Women are marrying later 'because of rising costs'
ABU DHABI // The rising cost of weddings and dowries is to blame for more Emirati women marrying later in life, a government minister said yesterday.
But Dr Maitha Al Shamsi, the Minister of State and chair of the Marriage Fund, said the ministry still had no single definition of Anousa (spinsters), nor any figures for how many there were.
Calling parents to ask how many of their daughters were past the age of marriage was impracticable, she told the FNC, and the Fund's information was limited to the group weddings it hosts, and awareness campaigns.
"We did a study on the relation between the cost of marriage and Anousa, and found a direct link," the minister said. The study found 78 per cent of nationals believed the expense of weddings and dowries led girls to delay marriage.
Musabah Al Kitbi (Sharjah) said: "The problem of Anousa is known, now Emirati girls grow up and don't get married. "here are statistics from several universities, and I believe they are close to reality."
He said many girls were becoming westernised and preferred to go to work or university, while Emirati men wanted brides between the ages of 18 and 25.
He said between 60 to 68 per cent of girls were not getting married, and the result was about 175,000 spinsters.
Many families believe they will be protected by requiring a second dowry to be paid if a couple divorced. That, too, caused problems, he said.
"We need a national plan to tackle this," he said. He called for a new nationwide study based on Emirates IDs, if the minister did not believe the figures already available.
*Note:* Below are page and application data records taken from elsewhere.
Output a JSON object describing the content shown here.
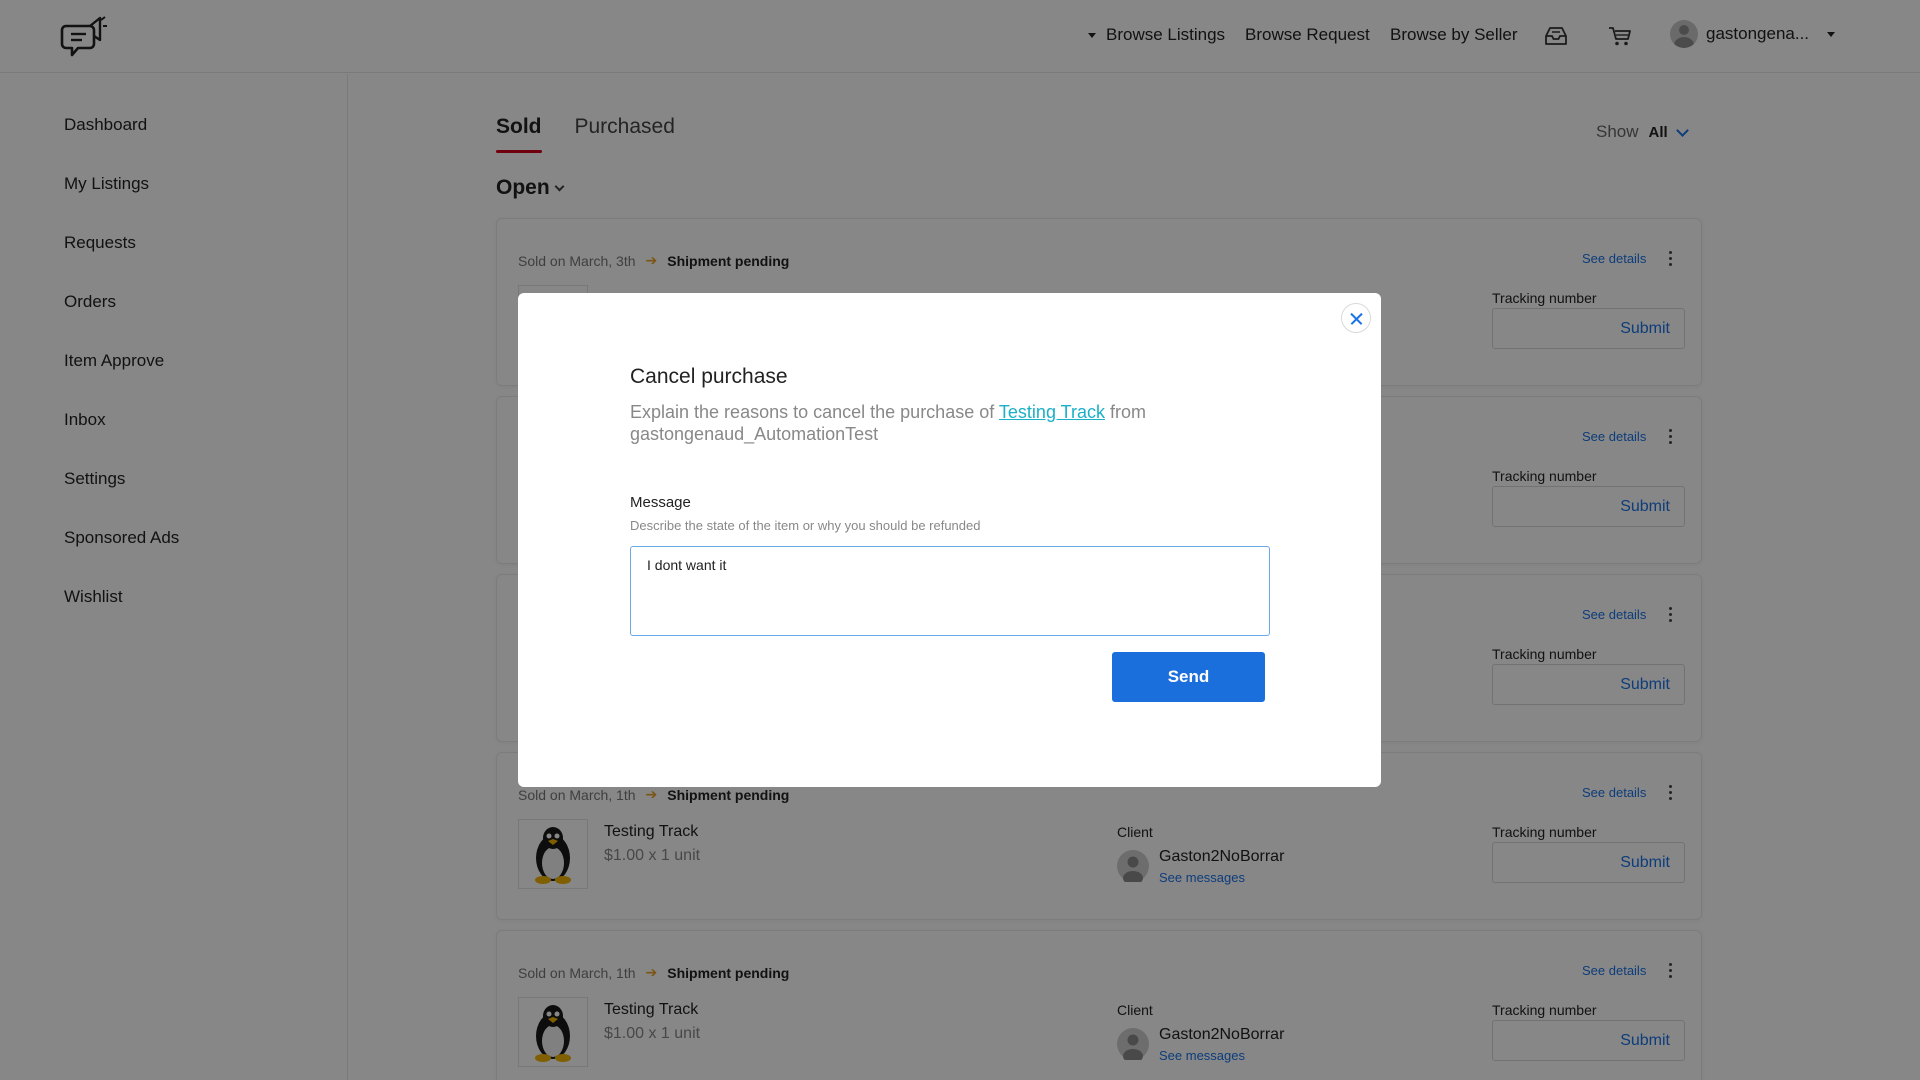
{
  "header": {
    "nav_browse_listings": "Browse Listings",
    "nav_browse_request": "Browse Request",
    "nav_browse_seller": "Browse by Seller",
    "username": "gastongena..."
  },
  "sidebar": {
    "items": [
      {
        "label": "Dashboard"
      },
      {
        "label": "My Listings"
      },
      {
        "label": "Requests"
      },
      {
        "label": "Orders"
      },
      {
        "label": "Item Approve"
      },
      {
        "label": "Inbox"
      },
      {
        "label": "Settings"
      },
      {
        "label": "Sponsored Ads"
      },
      {
        "label": "Wishlist"
      }
    ]
  },
  "main": {
    "tabs": [
      {
        "label": "Sold"
      },
      {
        "label": "Purchased"
      }
    ],
    "show_label": "Show",
    "show_value": "All",
    "filter_label": "Open"
  },
  "cards": [
    {
      "date": "Sold on March, 3th",
      "status": "Shipment pending",
      "see_details": "See details",
      "tracking_label": "Tracking number",
      "submit": "Submit"
    },
    {
      "see_details": "See details",
      "tracking_label": "Tracking number",
      "submit": "Submit"
    },
    {
      "see_details": "See details",
      "tracking_label": "Tracking number",
      "submit": "Submit"
    },
    {
      "date": "Sold on March, 1th",
      "status": "Shipment pending",
      "see_details": "See details",
      "item_name": "Testing Track",
      "item_price": "$1.00 x 1 unit",
      "client_label": "Client",
      "client_name": "Gaston2NoBorrar",
      "see_messages": "See messages",
      "tracking_label": "Tracking number",
      "submit": "Submit"
    },
    {
      "date": "Sold on March, 1th",
      "status": "Shipment pending",
      "see_details": "See details",
      "item_name": "Testing Track",
      "item_price": "$1.00 x 1 unit",
      "client_label": "Client",
      "client_name": "Gaston2NoBorrar",
      "see_messages": "See messages",
      "tracking_label": "Tracking number",
      "submit": "Submit"
    }
  ],
  "modal": {
    "title": "Cancel purchase",
    "desc_prefix": "Explain the reasons to cancel the purchase of",
    "desc_link": "Testing Track",
    "desc_from": "from",
    "desc_seller": "gastongenaud_AutomationTest",
    "message_label": "Message",
    "message_hint": "Describe the state of the item or why you should be refunded",
    "message_value": "I dont want it",
    "send_label": "Send"
  },
  "colors": {
    "accent": "#1a6fdc",
    "tab_underline": "#d6001c",
    "link": "#1ab0c8",
    "status_arrow": "#e8a020"
  },
  "icons": [
    "megaphone-chat-logo",
    "inbox-icon",
    "cart-icon",
    "user-avatar-icon",
    "chevron-down-icon",
    "kebab-menu-icon",
    "close-icon",
    "penguin-thumbnail"
  ]
}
But Dr Al Shamsi insisted that would be invalid. "We do not know all the national population, so we cannot speak to every family to know ages, who can marry and who can not," she said.
The Marriage Fund alone could not solve the problem, she said, as it deals only with families asking for financial support for marriage. Other entities, including schools, universities and the general women's union, had a role to play. "We need statistics and more support from other policymakers."
Mr Al Kitbi said there were unmarried girls in every Emirati family. "This is a reality and we are living it," he said.
Dr Ali Al Nuaimi (Ajman) suggested the Fund should be opened to private donors, but Dr Al Shamsi said there was no need to add to the fund's Dh204 million annual grant from the government.
"Getting donations from outside is not within our plan," she said.